Andrew Pace is scheduled to go before a jury again July 2 to face the charges of sexual battery, unlawful sexual acts with a minor and false imprisonment.

PANAMA CITY — A man accused of drugging a 16-year-old to sexually take advantage of the teen will get second chance at trial after jury deliberations deteriorated Wednesday to the point that one juror asked to leave immediately out of fear for her safety.

Andrew Allan Pace, 65, appeared in court Wednesday for the second day of testimony in his trial. He was arrested in May 2016 after neighbors in the affluent neighborhood of Delwood Point saw a naked and distraught 16-year-old boy fleeing Pace’s house, claiming to have been drugged and raped. At the end of the trial, though, Circuit Judge Brantley Clark declared a mistrial after the jury members said they could not reach a verdict.

Pace is scheduled to go before a jury again July 2 to face the charges of sexual battery, unlawful sexual acts with a minor and false imprisonment.

Jurors deliberated for almost four hours Wednesday before telling Clark they would not be able to reach a verdict. What transpired in the jury room was unclear, but discussions apparently became hostile, from the reaction of one juror. By the end of the evening, that juror sent a message to Clark that she no longer felt safe in the discussions and wanted to leave.

Walking from the courthouse, the victim in the case, who is now 18, said he was disappointed by the outcome. He declined to comment further but will again testify when the case goes back before a different jury.

The teen and Pace both testified in the trial and gave starkly different accounts of what happened May 20, 2016, including how DNA from the teen ended up on Pace’s genitals.

Pace told the jury Wednesday he’d been taking measurements of the teen inside his Delwood Point home to be sent off to a Tallahassee modeling agency. At one point, the teen jumped on the bed and began tying ligatures around his own ankles, Pace said, requesting to be completely restrained.

“He asked me to tie up his hands, and I said that’s too much for me — I’ll tie up one hand in a slipknot, but I’m not tying up your your other hand,” Pace told the jury. “I said, 'I want you to get up and get free anytime you want, but that’s the most I’ll do.'”

Pace claimed no sexual contact occurred afterward and that instead, a trip to the bathroom a short time later was how DNA matching the teen was found on his genitals after his arrest.

During his testimony, though, the teen refuted Pace’s story and said he never jumped on the bed, asked to be tied up or consented to sexual contact with Pace.

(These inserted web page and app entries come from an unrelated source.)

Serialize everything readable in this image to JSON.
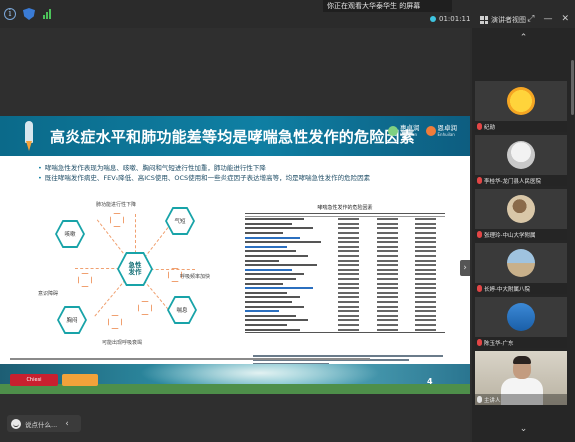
{
  "topbar": {
    "share_banner": "你正在观看大华泰华生 的屏幕",
    "rec_label": "01:01:11",
    "view_label": "演讲者视图",
    "controls": [
      "⤢",
      "—",
      "✕"
    ]
  },
  "slide": {
    "title": "高炎症水平和肺功能差等均是哮喘急性发作的危险因素",
    "logo1": "惠卓润",
    "logo1_sub": "Luhuilan",
    "logo2": "恩卓润",
    "logo2_sub": "Enhuilan",
    "bullets": [
      "哮喘急性发作表现为喘息、咳嗽、胸闷和气短进行性加重，肺功能进行性下降",
      "既往哮喘发作病史、FEV₁降低、高ICS使用、OCS使用和一些炎症因子表达增高等，均是哮喘急性发作的危险因素"
    ],
    "diagram": {
      "center": "急性\n发作",
      "nodes": [
        "咳嗽",
        "气短",
        "喘息",
        "胸闷"
      ],
      "annotations": [
        "肺功能进行性下降",
        "呼吸频率加快",
        "意识障碍",
        "可能出现呼吸衰竭"
      ]
    },
    "table_caption": "哮喘急性发作的危险因素",
    "table_header": [
      "",
      "",
      "",
      ""
    ],
    "page_number": "4",
    "brand": "Chiesi"
  },
  "toolbar": {
    "label": "说点什么..."
  },
  "participants": [
    {
      "name": "纪勋",
      "avatar": "sun",
      "muted": true
    },
    {
      "name": "李桂华-龙门县人民医院",
      "avatar": "person1",
      "muted": true
    },
    {
      "name": "张理玲-中山大学附属",
      "avatar": "bird",
      "muted": true
    },
    {
      "name": "长婷-中大附属八院",
      "avatar": "beach",
      "muted": true
    },
    {
      "name": "陈玉华-广东",
      "avatar": "tower",
      "muted": true
    },
    {
      "name": "主讲人",
      "avatar": "video",
      "muted": false
    }
  ]
}
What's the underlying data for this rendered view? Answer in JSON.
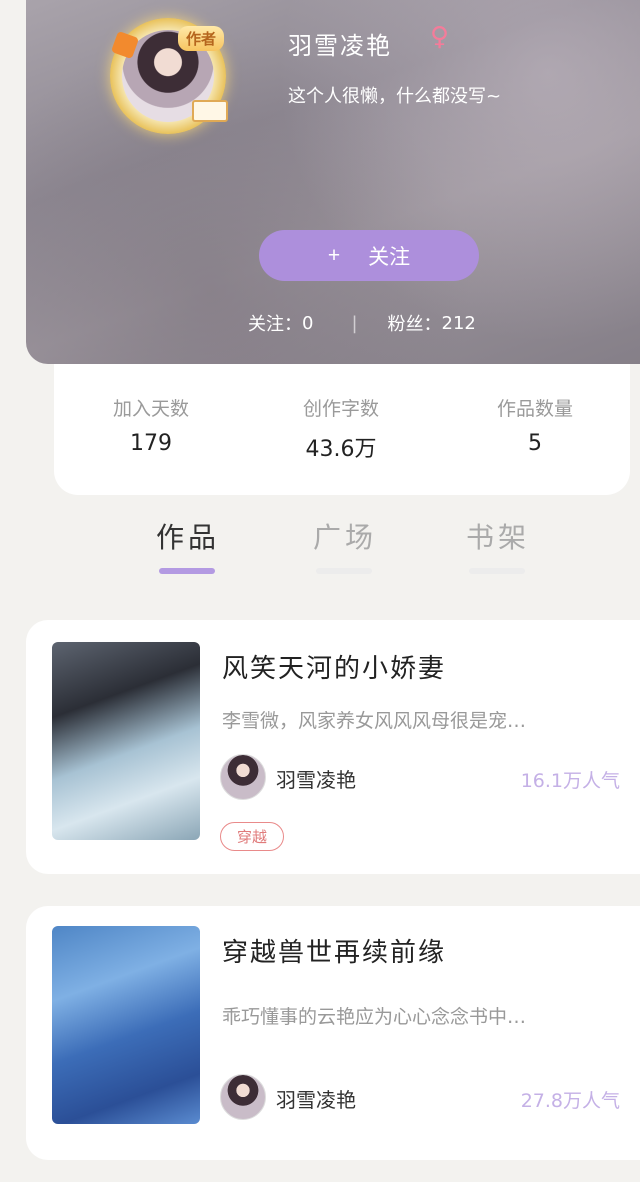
{
  "profile": {
    "username": "羽雪凌艳",
    "gender_symbol": "♀",
    "bio": "这个人很懒，什么都没写~",
    "author_badge": "作者",
    "follow_plus": "+",
    "follow_label": "关注",
    "following_label": "关注：",
    "following_count": "0",
    "separator": "|",
    "fans_label": "粉丝：",
    "fans_count": "212"
  },
  "stats": [
    {
      "label": "加入天数",
      "value": "179"
    },
    {
      "label": "创作字数",
      "value": "43.6万"
    },
    {
      "label": "作品数量",
      "value": "5"
    }
  ],
  "tabs": [
    {
      "label": "作品",
      "active": true
    },
    {
      "label": "广场",
      "active": false
    },
    {
      "label": "书架",
      "active": false
    }
  ],
  "books": [
    {
      "title": "风笑天河的小娇妻",
      "desc": "李雪微，风家养女风风风母很是宠…",
      "author": "羽雪凌艳",
      "popularity": "16.1万人气",
      "tag": "穿越"
    },
    {
      "title": "穿越兽世再续前缘",
      "desc": "乖巧懂事的云艳应为心心念念书中…",
      "author": "羽雪凌艳",
      "popularity": "27.8万人气"
    }
  ],
  "colors": {
    "accent": "#ad8fdc",
    "tab_active_underline": "#b39ae2",
    "popularity": "#c4b0e6",
    "tag": "#e07b7b",
    "gender": "#f47c9a"
  }
}
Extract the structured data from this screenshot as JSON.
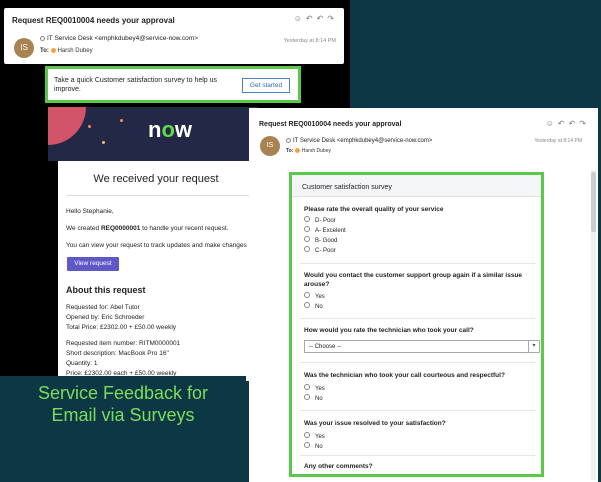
{
  "email1": {
    "subject": "Request REQ0010004 needs your approval",
    "avatar": "IS",
    "from": "IT Service Desk <emphkdubey4@service-now.com>",
    "to_label": "To:",
    "to": "Harsh Dubey",
    "time": "Yesterday at 8:14 PM",
    "actions": "☺↶↶↷"
  },
  "banner": {
    "text": "Take a quick Customer satisfaction survey to help us improve.",
    "button": "Get started"
  },
  "now_email": {
    "logo_pre": "n",
    "logo_o": "o",
    "logo_post": "w",
    "heading": "We received your request",
    "greeting": "Hello Stephanie,",
    "line1_pre": "We created ",
    "line1_req": "REQ0000001",
    "line1_post": " to handle your recent request.",
    "line2": "You can view your request to track updates and make changes",
    "view_button": "View request",
    "about": "About this request",
    "requested_for": "Requested for: Abel Tutor",
    "opened_by": "Opened by: Eric Schroeder",
    "total_price": "Total Price: £2302.00  + £50.00 weekly",
    "item_number": "Requested item number: RITM0000001",
    "short_desc": "Short description: MacBook Pro 16\"",
    "quantity": "Quantity: 1",
    "price": "Price: £2302.00 each + £50.00 weekly"
  },
  "tagline": {
    "line1": "Service Feedback for",
    "line2": "Email via Surveys"
  },
  "email2": {
    "subject": "Request REQ0010004 needs your approval",
    "avatar": "IS",
    "from": "IT Service Desk <emphkdubey4@service-now.com>",
    "to_label": "To:",
    "to": "Harsh Dubey",
    "time": "Yesterday at 8:14 PM",
    "actions": "☺↶↶↷"
  },
  "survey": {
    "title": "Customer satisfaction survey",
    "q1": "Please rate the overall quality of your service",
    "q1_options": [
      "D- Poor",
      "A- Excelent",
      "B- Good",
      "C- Poor"
    ],
    "q2": "Would you contact the customer support group again if a similar issue arouse?",
    "q2_options": [
      "Yes",
      "No"
    ],
    "q3": "How would you rate the technician who took your call?",
    "q3_select": "-- Choose --",
    "q4": "Was the technician who took your call courteous and respectful?",
    "q4_options": [
      "Yes",
      "No"
    ],
    "q5": "Was your issue resolved to your satisfaction?",
    "q5_options": [
      "Yes",
      "No"
    ],
    "q6": "Any other comments?"
  },
  "colors": {
    "highlight_green": "#5ac84a",
    "background": "#0c3745",
    "now_header": "#232847",
    "view_button": "#5f58c6",
    "tagline": "#7fdc5a"
  }
}
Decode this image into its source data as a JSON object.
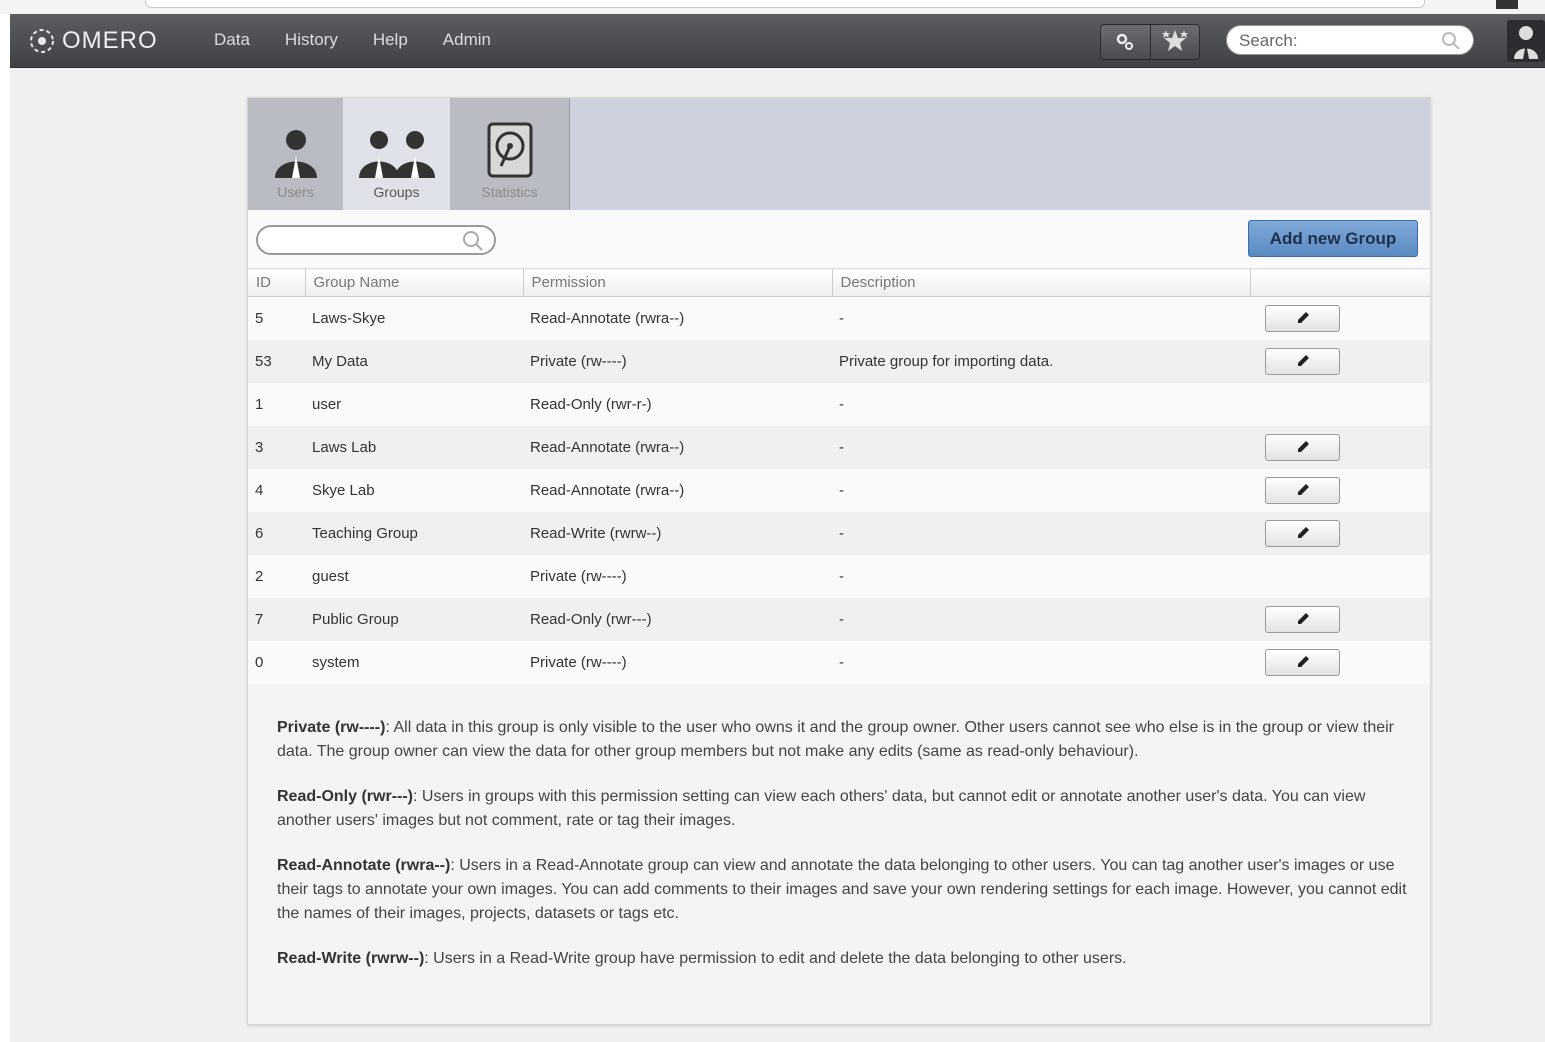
{
  "header": {
    "app_name": "OMERO",
    "nav": [
      "Data",
      "History",
      "Help",
      "Admin"
    ],
    "search_placeholder": "Search:"
  },
  "tabs": [
    {
      "label": "Users"
    },
    {
      "label": "Groups"
    },
    {
      "label": "Statistics"
    }
  ],
  "toolbar": {
    "add_label": "Add new Group"
  },
  "table": {
    "columns": [
      "ID",
      "Group Name",
      "Permission",
      "Description",
      ""
    ],
    "rows": [
      {
        "id": "5",
        "name": "Laws-Skye",
        "permission": "Read-Annotate (rwra--)",
        "description": "-",
        "editable": true
      },
      {
        "id": "53",
        "name": "My Data",
        "permission": "Private (rw----)",
        "description": "Private group for importing data.",
        "editable": true
      },
      {
        "id": "1",
        "name": "user",
        "permission": "Read-Only (rwr-r-)",
        "description": "-",
        "editable": false
      },
      {
        "id": "3",
        "name": "Laws Lab",
        "permission": "Read-Annotate (rwra--)",
        "description": "-",
        "editable": true
      },
      {
        "id": "4",
        "name": "Skye Lab",
        "permission": "Read-Annotate (rwra--)",
        "description": "-",
        "editable": true
      },
      {
        "id": "6",
        "name": "Teaching Group",
        "permission": "Read-Write (rwrw--)",
        "description": "-",
        "editable": true
      },
      {
        "id": "2",
        "name": "guest",
        "permission": "Private (rw----)",
        "description": "-",
        "editable": false
      },
      {
        "id": "7",
        "name": "Public Group",
        "permission": "Read-Only (rwr---)",
        "description": "-",
        "editable": true
      },
      {
        "id": "0",
        "name": "system",
        "permission": "Private (rw----)",
        "description": "-",
        "editable": true
      }
    ]
  },
  "legend": [
    {
      "term": "Private (rw----)",
      "text": ": All data in this group is only visible to the user who owns it and the group owner. Other users cannot see who else is in the group or view their data. The group owner can view the data for other group members but not make any edits (same as read-only behaviour)."
    },
    {
      "term": "Read-Only (rwr---)",
      "text": ": Users in groups with this permission setting can view each others' data, but cannot edit or annotate another user's data. You can view another users' images but not comment, rate or tag their images."
    },
    {
      "term": "Read-Annotate (rwra--)",
      "text": ": Users in a Read-Annotate group can view and annotate the data belonging to other users. You can tag another user's images or use their tags to annotate your own images. You can add comments to their images and save your own rendering settings for each image. However, you cannot edit the names of their images, projects, datasets or tags etc."
    },
    {
      "term": "Read-Write (rwrw--)",
      "text": ": Users in a Read-Write group have permission to edit and delete the data belonging to other users."
    }
  ]
}
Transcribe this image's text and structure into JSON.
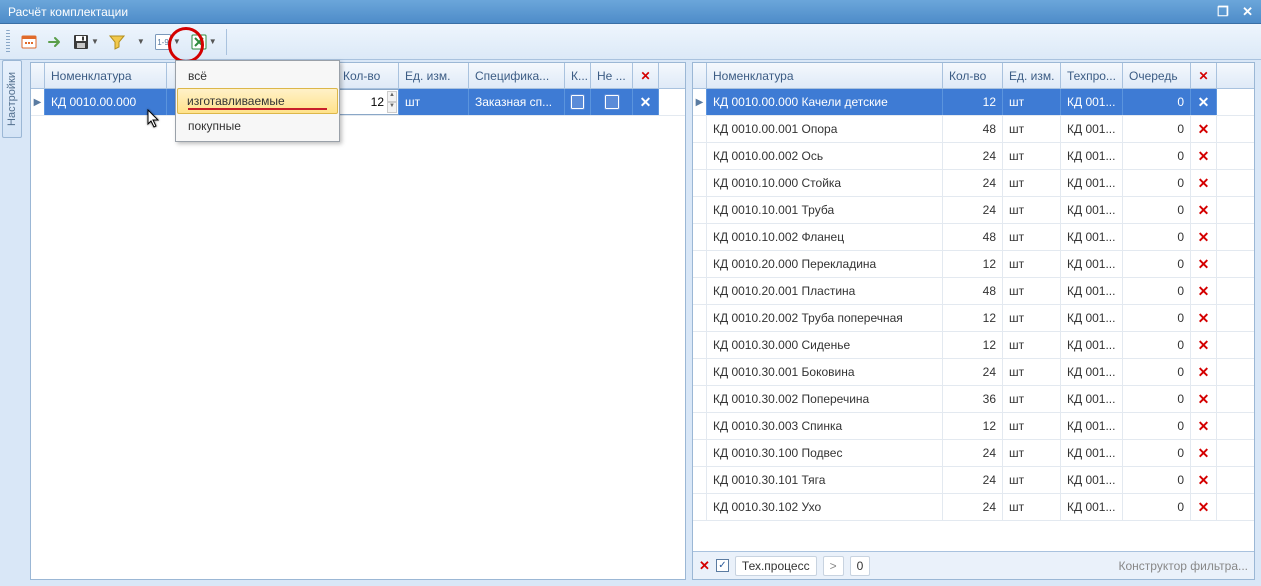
{
  "window": {
    "title": "Расчёт комплектации"
  },
  "toolbar": {},
  "dropdown": {
    "items": [
      {
        "label": "всё"
      },
      {
        "label": "изготавливаемые",
        "highlight": true,
        "underline": true
      },
      {
        "label": "покупные"
      }
    ]
  },
  "sidebar": {
    "tab_label": "Настройки"
  },
  "left_grid": {
    "headers": {
      "nomenclature": "Номенклатура",
      "name_extra": "",
      "qty": "Кол-во",
      "unit": "Ед. изм.",
      "spec": "Специфика...",
      "k": "К...",
      "ne": "Не ..."
    },
    "rows": [
      {
        "nomenclature": "КД 0010.00.000",
        "qty": "12",
        "unit": "шт",
        "spec": "Заказная сп...",
        "selected": true
      }
    ]
  },
  "right_grid": {
    "headers": {
      "nomenclature": "Номенклатура",
      "qty": "Кол-во",
      "unit": "Ед. изм.",
      "tech": "Техпро...",
      "queue": "Очередь"
    },
    "rows": [
      {
        "n": "КД 0010.00.000 Качели детские",
        "q": "12",
        "u": "шт",
        "t": "КД 001...",
        "o": "0",
        "sel": true
      },
      {
        "n": "КД 0010.00.001 Опора",
        "q": "48",
        "u": "шт",
        "t": "КД 001...",
        "o": "0"
      },
      {
        "n": "КД 0010.00.002 Ось",
        "q": "24",
        "u": "шт",
        "t": "КД 001...",
        "o": "0"
      },
      {
        "n": "КД 0010.10.000 Стойка",
        "q": "24",
        "u": "шт",
        "t": "КД 001...",
        "o": "0"
      },
      {
        "n": "КД 0010.10.001 Труба",
        "q": "24",
        "u": "шт",
        "t": "КД 001...",
        "o": "0"
      },
      {
        "n": "КД 0010.10.002 Фланец",
        "q": "48",
        "u": "шт",
        "t": "КД 001...",
        "o": "0"
      },
      {
        "n": "КД 0010.20.000 Перекладина",
        "q": "12",
        "u": "шт",
        "t": "КД 001...",
        "o": "0"
      },
      {
        "n": "КД 0010.20.001 Пластина",
        "q": "48",
        "u": "шт",
        "t": "КД 001...",
        "o": "0"
      },
      {
        "n": "КД 0010.20.002 Труба поперечная",
        "q": "12",
        "u": "шт",
        "t": "КД 001...",
        "o": "0"
      },
      {
        "n": "КД 0010.30.000 Сиденье",
        "q": "12",
        "u": "шт",
        "t": "КД 001...",
        "o": "0"
      },
      {
        "n": "КД 0010.30.001 Боковина",
        "q": "24",
        "u": "шт",
        "t": "КД 001...",
        "o": "0"
      },
      {
        "n": "КД 0010.30.002 Поперечина",
        "q": "36",
        "u": "шт",
        "t": "КД 001...",
        "o": "0"
      },
      {
        "n": "КД 0010.30.003 Спинка",
        "q": "12",
        "u": "шт",
        "t": "КД 001...",
        "o": "0"
      },
      {
        "n": "КД 0010.30.100 Подвес",
        "q": "24",
        "u": "шт",
        "t": "КД 001...",
        "o": "0"
      },
      {
        "n": "КД 0010.30.101 Тяга",
        "q": "24",
        "u": "шт",
        "t": "КД 001...",
        "o": "0"
      },
      {
        "n": "КД 0010.30.102 Ухо",
        "q": "24",
        "u": "шт",
        "t": "КД 001...",
        "o": "0"
      }
    ]
  },
  "filter_bar": {
    "column": "Тех.процесс",
    "value": "0",
    "constructor_link": "Конструктор фильтра..."
  }
}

A day earlier, he instead told jurors that he had been the one to return from the bathroom to find Pace waiting with a drink in hand.

“About 15 minutes later, I started feeling really light-headed,” the 18-year-old told the jury Tuesday. “It was a fainting feeling, like I was feeling depressed. It was weird.”

In the prosecution's closing arguments, Jennifer Hawkins told jurors that not only did the DNA evidence recovered from Pace point to his guilt, but so did the accounts of two witnesses who saw the teen fleeing Pace’s home that night.

The victim “leaves all his clothing in the house and flees into the street looking for any help ... desperate to be hidden from that man in an absolute state of terror,” Hawkins told the jury, pointing to Pace. “And someone else saw him seconds after all this happened.”

When the teen later was taken to the hospital, a toxicology report revealed a blood-alcohol content of 0.233 percent and the presence of benzodiazepine and cannabinoids.

During the trial Hawkins laid out the theory that Pace lured the 16-year-old through social media with the promise of a modeling career. Pace then arranged a meeting over lunch with the teen before returning to his house in an affluent neighborhood to take measurements for presumptive modeling gigs. But once there, Hawkins said, Pace instead gave the juvenile a laced drink and took advantage of him.

“After that drink, he was done,” she said. “It’s just flashes.”

Defense attorney Stan Peacock, however, presented an alternate story line that the juvenile had approached Pace for modeling opportunities after knowing him for years. He’d at times done yard work for Pace at another of his properties, Peacock said.

Peacock told the jury that, as a 16-year-old, the juvenile was able to legally consent to sex. He also honed in on physical examination of the teen in an attempt to show no sexual contact occurred. And Peacock used a statement the teen made to law enforcement to accuse him of doing anything to become a model with an underlying motive of becoming rich.

“He was in it to make money,” Peacock told jurors. “He’s able to tell the various kinds of modeling he was willing to do ... if he could just get a foot in the door from his photographer buddy Andy.”

Hawkins countered that the teen had been looking to succeed as a model with a promise of a career from a man he considered a friend.

“There is no question this 16-year-old wanted a job and that he would make money,” Hawkins said. “He went over there with hopes he would get found, make money and be able to get away.”

The jury, ultimately, could not definitively pick a side.